- It may help to talk about your thoughts and feelings with a pastoral care worker in the palliative care team.
- They and are trained to discuss spiritual issues, such as life's meaning, whatever your religion or whether you are atheist or agnostic.
- A pastoral care worker can also provide encouragement and companionship.
- If you have a religious belief, you may benefit from talking to your own priest, minister, rabbi or imam etc, and you may find spiritual support from others in your congregation.
Home, hospital or palliative care unit?
- Many people prefer the idea of dying at home. With the help of a palliative care team and family or friends, this may be possible.
- There may be reasons why you can't or don't want to die at home. Usually you would go to a palliative care unit but you may need to go to hospital.
- Discuss where you'd like to have end-of-life care with your family and find out their views. The palliative care team can also talk about your options and help you work out what will be best for you and your family.
LifeCircle is a not-for-profit organisation that supports carers looking after a person who wishes to die at home. For more information about the mentoring program, phone 1800 132 329 or see www.lifecircle.org.au.
Most people like to get their affairs in order before they die. This may include making legal decisions about your property and your future care. You will have to consider:
- making a will
- whether you want to appoint someone as your power of attorney or enduring guardian
- whether you want to prepare an advance health care directive
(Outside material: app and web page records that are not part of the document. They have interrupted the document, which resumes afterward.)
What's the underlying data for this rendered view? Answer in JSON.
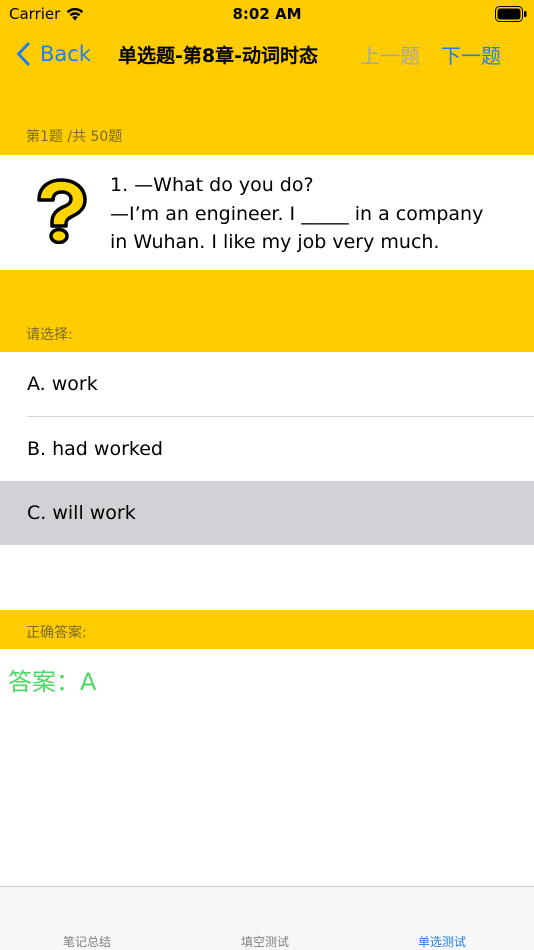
{
  "status": {
    "carrier": "Carrier",
    "time": "8:02 AM"
  },
  "nav": {
    "back_label": "Back",
    "title": "单选题-第8章-动词时态",
    "prev_label": "上一题",
    "next_label": "下一题"
  },
  "progress": {
    "label": "第1题 /共 50题"
  },
  "question": {
    "icon": "question-mark-icon",
    "lines": [
      "1. —What do you do?",
      "—I’m an engineer. I _____ in a company",
      "in Wuhan. I like my job very much."
    ]
  },
  "choose": {
    "label": "请选择:"
  },
  "options": [
    {
      "label": "A. work",
      "selected": false
    },
    {
      "label": "B. had worked",
      "selected": false
    },
    {
      "label": "C. will work",
      "selected": true
    }
  ],
  "answer": {
    "header": "正确答案:",
    "text": "答案：A",
    "color": "#4cd964"
  },
  "tabs": [
    {
      "label": "笔记总结",
      "active": false
    },
    {
      "label": "填空测试",
      "active": false
    },
    {
      "label": "单选测试",
      "active": true
    }
  ],
  "colors": {
    "background": "#ffcc00",
    "accent": "#1f7ff0",
    "disabled": "#a6a6a6",
    "selected_row": "#d1d1d6"
  }
}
- whether you want to plan your funeral or have some input.
For more details, see Cancer Council's information on your rights.